College Students Say Ditching Their Smartphones For A Week Changed Their Lives
It’s old school in Jacob Dannenberg’s dorm room – with an alarm clock to wake him.
Handwritten notes remind him of an actual wristwatch to keep track of time…
No it wasn’t 1999, it was an Adelphi University course called “Life Unplugged.” where students did the unthinkable one week ago – handed over their smartphones.
“I’m freaking out, I could probably cry right now,” one student said.
It was a bold experiment to recognize today’s compulsive relationships with ever present devices.
Seven days later, “who’s excited they’re getting their phones back today?” Professor Donna Freitas asked.
Gone were the nerves and the shakes.
“Everything is perfect right now. I’m having a lot better relationships… it’s a stress free environment no pressure about social media,” Jacob Dannenberg said.
“I think it’s really refreshing and relaxing… I was able to fall asleep a lot easier,” student Adrianna Cigliano.
They managed to find their way, even without GPS for a week.
“I just had to take the same route everywhere,” one student joked.
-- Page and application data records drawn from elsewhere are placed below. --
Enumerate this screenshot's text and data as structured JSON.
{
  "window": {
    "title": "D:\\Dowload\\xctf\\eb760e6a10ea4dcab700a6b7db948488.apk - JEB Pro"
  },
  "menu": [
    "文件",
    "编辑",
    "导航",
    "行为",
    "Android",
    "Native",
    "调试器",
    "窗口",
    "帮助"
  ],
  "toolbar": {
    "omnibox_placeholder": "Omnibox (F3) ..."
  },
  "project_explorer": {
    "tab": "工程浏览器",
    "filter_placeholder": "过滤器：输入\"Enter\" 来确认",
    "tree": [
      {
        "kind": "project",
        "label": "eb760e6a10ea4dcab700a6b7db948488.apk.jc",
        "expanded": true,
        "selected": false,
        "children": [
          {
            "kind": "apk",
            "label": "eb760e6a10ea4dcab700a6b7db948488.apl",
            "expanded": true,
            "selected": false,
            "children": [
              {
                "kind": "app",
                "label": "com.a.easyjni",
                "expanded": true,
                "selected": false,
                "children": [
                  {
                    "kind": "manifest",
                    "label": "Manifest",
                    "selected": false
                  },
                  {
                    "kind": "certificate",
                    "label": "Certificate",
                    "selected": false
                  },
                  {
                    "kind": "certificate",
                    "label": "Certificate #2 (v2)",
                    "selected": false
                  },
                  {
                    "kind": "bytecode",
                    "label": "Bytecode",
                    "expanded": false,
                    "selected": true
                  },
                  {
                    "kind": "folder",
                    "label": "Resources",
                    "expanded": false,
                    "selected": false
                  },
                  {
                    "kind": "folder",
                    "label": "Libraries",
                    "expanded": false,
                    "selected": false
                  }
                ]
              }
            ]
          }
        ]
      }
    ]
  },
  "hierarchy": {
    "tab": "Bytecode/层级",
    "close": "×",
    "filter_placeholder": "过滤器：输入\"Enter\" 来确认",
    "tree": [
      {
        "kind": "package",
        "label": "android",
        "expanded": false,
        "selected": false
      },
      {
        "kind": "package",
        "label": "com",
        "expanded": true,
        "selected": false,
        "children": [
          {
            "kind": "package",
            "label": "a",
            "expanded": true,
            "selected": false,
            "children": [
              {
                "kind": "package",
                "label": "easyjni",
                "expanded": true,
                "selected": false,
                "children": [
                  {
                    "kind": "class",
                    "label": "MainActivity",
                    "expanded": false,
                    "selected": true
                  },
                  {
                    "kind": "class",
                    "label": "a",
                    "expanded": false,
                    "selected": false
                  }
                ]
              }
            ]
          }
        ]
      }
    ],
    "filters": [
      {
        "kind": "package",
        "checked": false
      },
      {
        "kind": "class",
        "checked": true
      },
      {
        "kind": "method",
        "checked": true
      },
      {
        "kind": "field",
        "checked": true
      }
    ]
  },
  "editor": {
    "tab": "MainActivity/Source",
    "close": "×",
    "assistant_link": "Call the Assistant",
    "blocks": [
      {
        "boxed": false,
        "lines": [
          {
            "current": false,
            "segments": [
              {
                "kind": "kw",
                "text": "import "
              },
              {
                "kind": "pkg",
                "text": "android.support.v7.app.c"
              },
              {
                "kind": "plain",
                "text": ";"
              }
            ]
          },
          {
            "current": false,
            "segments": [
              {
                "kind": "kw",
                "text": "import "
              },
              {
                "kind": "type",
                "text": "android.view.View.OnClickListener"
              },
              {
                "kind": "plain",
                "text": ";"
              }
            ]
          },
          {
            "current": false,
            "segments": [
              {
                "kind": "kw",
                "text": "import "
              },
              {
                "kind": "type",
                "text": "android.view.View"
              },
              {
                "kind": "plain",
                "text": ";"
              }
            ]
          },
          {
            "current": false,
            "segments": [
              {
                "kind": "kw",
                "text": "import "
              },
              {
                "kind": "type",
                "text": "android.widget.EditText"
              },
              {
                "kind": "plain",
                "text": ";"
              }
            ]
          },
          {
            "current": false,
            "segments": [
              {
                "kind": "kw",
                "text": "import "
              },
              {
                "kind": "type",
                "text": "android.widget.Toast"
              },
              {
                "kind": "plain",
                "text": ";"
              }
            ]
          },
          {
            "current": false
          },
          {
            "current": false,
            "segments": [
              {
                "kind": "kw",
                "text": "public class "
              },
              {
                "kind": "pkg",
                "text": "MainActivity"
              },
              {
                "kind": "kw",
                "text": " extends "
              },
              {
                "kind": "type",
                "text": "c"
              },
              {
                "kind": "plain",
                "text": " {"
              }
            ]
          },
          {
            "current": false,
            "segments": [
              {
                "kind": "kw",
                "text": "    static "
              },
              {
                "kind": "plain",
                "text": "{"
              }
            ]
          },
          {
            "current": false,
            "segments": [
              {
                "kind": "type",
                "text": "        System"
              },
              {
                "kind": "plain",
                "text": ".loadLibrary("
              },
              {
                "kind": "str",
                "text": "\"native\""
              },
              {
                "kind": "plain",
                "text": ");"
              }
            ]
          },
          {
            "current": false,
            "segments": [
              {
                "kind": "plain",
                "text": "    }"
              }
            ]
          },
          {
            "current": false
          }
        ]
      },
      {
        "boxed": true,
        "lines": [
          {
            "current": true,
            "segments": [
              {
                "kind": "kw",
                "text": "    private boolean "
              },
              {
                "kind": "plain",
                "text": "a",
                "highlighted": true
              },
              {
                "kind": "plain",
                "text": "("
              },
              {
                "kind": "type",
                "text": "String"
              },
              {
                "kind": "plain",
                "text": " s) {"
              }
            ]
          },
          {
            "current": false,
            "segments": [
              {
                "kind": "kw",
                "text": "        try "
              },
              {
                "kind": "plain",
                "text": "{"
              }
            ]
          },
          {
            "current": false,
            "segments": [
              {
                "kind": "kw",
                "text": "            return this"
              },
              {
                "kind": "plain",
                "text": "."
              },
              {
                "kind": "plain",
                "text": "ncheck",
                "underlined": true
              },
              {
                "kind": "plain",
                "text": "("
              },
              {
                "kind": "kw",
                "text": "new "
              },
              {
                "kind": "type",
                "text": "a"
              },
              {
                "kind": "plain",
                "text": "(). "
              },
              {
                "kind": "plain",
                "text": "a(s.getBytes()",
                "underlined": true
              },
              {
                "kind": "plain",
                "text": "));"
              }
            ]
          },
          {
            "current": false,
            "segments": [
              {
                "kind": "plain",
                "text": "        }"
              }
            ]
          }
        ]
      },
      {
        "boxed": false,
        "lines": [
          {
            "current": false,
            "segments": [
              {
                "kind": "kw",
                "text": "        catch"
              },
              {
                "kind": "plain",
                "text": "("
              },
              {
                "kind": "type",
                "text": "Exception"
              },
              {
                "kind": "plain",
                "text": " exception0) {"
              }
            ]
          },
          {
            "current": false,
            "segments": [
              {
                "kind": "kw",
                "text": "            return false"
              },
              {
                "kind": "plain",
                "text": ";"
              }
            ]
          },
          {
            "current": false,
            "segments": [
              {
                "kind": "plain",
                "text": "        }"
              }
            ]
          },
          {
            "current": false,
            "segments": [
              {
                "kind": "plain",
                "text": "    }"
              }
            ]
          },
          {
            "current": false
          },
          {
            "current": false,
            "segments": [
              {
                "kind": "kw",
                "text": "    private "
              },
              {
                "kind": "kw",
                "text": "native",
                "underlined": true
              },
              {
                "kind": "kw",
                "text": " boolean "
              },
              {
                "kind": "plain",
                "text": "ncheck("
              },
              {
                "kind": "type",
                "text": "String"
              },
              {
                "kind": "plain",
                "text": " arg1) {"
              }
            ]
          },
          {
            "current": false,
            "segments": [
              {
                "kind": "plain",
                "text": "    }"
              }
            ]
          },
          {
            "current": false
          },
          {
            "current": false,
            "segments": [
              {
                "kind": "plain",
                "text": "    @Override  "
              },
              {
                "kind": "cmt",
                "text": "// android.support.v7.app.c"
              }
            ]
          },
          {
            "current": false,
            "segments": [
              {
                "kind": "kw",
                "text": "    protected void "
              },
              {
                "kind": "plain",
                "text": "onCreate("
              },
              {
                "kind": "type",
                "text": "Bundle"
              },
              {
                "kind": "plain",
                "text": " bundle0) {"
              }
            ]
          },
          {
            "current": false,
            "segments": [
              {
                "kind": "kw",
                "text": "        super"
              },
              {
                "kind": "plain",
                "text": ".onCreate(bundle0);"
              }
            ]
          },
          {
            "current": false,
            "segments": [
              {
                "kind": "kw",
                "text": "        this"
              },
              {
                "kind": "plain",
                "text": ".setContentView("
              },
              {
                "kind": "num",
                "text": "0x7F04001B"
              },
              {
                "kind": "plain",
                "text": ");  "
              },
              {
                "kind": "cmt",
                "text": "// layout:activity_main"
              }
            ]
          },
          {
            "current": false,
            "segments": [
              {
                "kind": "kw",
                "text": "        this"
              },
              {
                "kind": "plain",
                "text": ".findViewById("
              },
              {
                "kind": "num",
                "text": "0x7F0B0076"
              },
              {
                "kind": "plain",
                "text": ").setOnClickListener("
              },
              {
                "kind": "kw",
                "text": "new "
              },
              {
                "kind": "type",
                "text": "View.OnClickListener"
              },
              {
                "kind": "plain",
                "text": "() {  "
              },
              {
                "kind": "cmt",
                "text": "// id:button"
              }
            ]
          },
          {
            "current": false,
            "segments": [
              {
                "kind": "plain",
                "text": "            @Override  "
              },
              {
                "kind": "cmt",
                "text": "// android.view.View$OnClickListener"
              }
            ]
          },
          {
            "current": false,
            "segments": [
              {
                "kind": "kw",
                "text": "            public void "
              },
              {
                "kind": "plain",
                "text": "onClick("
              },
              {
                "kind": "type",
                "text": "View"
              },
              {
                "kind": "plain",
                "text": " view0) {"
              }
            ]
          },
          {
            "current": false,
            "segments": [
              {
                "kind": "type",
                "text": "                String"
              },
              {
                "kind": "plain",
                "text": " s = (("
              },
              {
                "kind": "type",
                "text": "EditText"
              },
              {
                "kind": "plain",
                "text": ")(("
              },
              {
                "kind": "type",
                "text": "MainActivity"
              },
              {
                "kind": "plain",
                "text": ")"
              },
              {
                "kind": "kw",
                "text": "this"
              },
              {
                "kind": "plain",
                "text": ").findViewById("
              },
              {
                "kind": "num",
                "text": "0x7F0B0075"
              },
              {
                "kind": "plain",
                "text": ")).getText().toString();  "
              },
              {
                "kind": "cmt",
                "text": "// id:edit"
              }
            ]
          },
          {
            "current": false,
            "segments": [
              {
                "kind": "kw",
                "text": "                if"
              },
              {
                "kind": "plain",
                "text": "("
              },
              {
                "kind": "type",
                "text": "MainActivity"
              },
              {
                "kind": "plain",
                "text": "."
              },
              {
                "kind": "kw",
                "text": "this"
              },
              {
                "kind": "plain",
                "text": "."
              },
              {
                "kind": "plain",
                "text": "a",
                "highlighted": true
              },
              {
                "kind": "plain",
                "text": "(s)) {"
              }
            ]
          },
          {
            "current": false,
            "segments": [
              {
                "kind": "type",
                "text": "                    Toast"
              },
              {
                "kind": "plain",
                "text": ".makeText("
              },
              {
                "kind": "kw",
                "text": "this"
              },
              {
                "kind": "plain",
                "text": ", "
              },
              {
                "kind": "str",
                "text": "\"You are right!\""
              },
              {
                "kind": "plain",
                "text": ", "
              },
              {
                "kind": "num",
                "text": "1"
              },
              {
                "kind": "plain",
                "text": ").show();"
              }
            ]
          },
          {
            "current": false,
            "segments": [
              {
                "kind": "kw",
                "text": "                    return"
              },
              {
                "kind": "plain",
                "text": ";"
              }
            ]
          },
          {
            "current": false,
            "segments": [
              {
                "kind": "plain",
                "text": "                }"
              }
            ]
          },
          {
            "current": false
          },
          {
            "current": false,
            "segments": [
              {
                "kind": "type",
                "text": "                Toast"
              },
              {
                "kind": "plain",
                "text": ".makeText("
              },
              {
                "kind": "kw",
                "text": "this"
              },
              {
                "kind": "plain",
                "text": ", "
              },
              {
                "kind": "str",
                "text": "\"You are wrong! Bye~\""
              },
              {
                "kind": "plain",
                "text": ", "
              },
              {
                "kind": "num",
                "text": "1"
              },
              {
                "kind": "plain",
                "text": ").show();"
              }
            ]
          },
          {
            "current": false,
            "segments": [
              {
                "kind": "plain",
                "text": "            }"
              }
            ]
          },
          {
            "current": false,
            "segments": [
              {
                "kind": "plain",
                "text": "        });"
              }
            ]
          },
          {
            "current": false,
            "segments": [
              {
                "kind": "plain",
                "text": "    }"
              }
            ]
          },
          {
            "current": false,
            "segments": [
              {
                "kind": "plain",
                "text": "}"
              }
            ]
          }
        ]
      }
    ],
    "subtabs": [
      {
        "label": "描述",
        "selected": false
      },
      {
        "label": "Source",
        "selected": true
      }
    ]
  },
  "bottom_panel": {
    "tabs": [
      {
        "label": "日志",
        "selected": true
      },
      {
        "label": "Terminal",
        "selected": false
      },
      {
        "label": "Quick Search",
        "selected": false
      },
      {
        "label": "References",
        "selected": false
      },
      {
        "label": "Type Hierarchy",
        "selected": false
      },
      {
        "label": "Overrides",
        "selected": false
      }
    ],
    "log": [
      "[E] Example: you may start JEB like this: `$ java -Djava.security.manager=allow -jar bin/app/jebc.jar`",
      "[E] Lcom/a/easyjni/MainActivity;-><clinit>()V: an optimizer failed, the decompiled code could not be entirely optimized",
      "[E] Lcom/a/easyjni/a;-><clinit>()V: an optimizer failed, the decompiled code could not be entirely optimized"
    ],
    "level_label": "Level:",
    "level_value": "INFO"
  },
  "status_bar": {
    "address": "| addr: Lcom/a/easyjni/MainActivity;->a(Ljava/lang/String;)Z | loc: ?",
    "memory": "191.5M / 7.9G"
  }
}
They were also more productive.
“Doing homework was 100 percent easier. I got it done faster, I was in the zone,” Cigliano said.
Prof. Freitas says it’s important for everyone to assess their addiction.
“Are the conveniences worth it because the drawback are pretty significant,” Freitas said.
“The face that no one can focus, that my students can’t sleep… They feel bad about themselves because of social media, the list goes on and on.”
The sweet reunions went sour quickly as endless notifications piled up.
“Oh my God this is so bad!… I just want to shut it off now!” the Adelphi class said.
Students say they’re not quite breaking up with their phones, but promise the relationship will change.
“I want to keep that balance and figure out the healthy relationship that we deserve to have with our phones,” Cigliano added.
“My screen time is definitely going to go down and I’m going start to appreciate my surroundings more because usually I’m looking at my screen all the time,” Ashley Castillero said.
Students told CBS2 they look forward to living more in the moment, with their heads up more often, notifications off, and the “do not disturb” on.
Students were allowed to use a desktop computer or laptop during the experiment. They also made emergency communication plans with family.
Written by Carolyn Gusoff for CBS New York ~ November 14, 2019